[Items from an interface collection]
--- --- ---
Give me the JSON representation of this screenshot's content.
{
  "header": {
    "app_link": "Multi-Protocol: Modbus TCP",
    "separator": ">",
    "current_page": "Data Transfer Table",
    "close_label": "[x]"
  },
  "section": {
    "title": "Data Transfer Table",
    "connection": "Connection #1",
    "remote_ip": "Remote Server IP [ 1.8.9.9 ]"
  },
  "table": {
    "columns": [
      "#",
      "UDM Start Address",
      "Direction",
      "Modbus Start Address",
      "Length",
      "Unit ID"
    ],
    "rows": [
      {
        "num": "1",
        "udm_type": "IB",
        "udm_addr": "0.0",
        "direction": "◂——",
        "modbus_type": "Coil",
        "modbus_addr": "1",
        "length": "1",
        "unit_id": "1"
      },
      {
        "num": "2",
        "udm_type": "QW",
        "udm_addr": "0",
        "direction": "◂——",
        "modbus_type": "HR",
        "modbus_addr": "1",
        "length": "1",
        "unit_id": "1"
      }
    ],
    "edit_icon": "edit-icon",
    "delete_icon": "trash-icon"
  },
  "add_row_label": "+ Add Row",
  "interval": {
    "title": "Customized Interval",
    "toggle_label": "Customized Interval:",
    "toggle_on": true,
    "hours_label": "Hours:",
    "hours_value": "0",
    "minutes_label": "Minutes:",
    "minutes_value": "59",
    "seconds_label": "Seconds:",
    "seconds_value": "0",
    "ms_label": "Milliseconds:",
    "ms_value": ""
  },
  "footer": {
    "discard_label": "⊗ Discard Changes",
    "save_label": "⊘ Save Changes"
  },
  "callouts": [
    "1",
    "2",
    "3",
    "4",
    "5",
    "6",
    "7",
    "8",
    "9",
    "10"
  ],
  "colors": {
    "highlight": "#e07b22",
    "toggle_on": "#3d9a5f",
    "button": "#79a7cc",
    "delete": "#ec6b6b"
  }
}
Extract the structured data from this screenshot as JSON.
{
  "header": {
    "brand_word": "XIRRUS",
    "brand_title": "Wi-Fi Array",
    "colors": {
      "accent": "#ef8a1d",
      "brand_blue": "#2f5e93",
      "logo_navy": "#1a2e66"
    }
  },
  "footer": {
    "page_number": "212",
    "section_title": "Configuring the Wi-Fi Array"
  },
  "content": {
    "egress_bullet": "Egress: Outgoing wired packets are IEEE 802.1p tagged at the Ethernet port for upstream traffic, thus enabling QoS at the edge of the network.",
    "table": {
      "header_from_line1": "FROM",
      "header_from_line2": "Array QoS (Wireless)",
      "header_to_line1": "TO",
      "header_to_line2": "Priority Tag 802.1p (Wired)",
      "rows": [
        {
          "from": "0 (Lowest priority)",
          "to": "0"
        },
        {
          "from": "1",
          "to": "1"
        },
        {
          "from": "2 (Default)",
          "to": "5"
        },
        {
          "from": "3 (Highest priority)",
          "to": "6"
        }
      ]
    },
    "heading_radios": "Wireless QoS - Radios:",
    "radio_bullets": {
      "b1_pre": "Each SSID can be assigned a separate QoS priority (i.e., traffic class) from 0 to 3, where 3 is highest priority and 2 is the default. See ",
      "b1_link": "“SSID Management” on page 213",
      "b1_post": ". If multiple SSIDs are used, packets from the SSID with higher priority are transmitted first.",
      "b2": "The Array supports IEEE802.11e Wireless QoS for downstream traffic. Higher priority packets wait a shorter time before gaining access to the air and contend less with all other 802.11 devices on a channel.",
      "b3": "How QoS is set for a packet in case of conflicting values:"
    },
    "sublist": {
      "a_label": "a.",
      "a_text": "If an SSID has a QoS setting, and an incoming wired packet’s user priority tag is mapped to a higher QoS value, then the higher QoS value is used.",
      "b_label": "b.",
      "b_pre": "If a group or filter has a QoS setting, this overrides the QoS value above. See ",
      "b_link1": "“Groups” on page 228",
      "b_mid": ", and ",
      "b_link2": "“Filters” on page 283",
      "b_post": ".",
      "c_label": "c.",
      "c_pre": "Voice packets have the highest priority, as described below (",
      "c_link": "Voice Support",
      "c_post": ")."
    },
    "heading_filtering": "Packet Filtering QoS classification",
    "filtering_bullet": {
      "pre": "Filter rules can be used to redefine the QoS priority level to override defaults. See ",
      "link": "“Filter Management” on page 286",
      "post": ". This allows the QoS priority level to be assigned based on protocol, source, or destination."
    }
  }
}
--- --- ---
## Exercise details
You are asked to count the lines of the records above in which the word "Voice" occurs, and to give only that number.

## Exercise result
2